Planting leeks takes the time it takes

Happiness for the busy self-sufficient is a day without sun. Then there is finally the possibility that you can have the first 150 autumn spores planted. Later it will hopefully be just as good weather so roughly the same number of winter leeks can get into the ground. The leeks, together with the cabbages, are what we most often get full of in the winter months, so the leek planting takes place almost with a certain introverted devotion. Here, for once, there is no need to hurry - things must take the time they take.

First of all, water is added to a good cup of coffee, which is taken out to the kitchen garden. The possibly last early potatoes in the bed are harvested for use for dinner, the bed is torn, and if the soil is a little dry, it is then watered, where later suitable pore holes can be made without it collapsing. While the soil settles, go in and add water to another cup of coffee.

Then holes must be made with an old broken shovel shaft mounted on a copper shop from the spouse's Christmas decoration collection. The holes become about 20 cm deep and are inserted in rows with 25 cm in between and a distance of 10 cm in the rows. It gives long 2-3 cm thick leeks, which fit best into cooking. And after neatly making the bed about 150 holes, it's time for lunch.

An hour later, the trays of pore plants emerge from the covered softening bed. A plant is stuffed into each hole, and subsequently it is not necessary to cover with soil, but simply pour a little water into the hole.
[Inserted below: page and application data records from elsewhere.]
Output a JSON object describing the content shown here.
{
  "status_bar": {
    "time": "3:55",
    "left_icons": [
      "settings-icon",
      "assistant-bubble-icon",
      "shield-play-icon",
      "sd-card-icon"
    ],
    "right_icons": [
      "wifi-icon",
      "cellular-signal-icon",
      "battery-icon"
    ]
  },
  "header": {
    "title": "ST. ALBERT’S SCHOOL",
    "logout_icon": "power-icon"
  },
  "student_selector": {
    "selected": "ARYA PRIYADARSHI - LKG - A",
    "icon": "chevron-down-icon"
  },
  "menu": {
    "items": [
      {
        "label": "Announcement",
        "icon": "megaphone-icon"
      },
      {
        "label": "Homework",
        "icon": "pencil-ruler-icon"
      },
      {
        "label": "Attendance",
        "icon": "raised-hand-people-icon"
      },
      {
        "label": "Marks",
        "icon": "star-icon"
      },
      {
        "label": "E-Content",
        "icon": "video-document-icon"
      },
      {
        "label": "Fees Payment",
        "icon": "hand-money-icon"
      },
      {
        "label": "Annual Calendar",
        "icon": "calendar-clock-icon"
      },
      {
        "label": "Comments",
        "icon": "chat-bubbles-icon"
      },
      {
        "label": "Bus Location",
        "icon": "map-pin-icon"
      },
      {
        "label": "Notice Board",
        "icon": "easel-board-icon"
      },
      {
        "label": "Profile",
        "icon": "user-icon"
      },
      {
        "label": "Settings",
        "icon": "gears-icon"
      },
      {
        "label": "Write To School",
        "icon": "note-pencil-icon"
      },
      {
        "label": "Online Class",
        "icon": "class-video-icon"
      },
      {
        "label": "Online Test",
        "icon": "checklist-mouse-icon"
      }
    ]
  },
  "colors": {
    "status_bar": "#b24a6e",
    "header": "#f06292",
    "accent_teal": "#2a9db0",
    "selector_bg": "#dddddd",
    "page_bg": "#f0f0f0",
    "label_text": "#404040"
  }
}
The project ends with insect nets over the bed (here in the neighborhood the leek moths are ravaging), and then it's time for a cup of well-deserved afternoon coffee.

Written by Peter Norris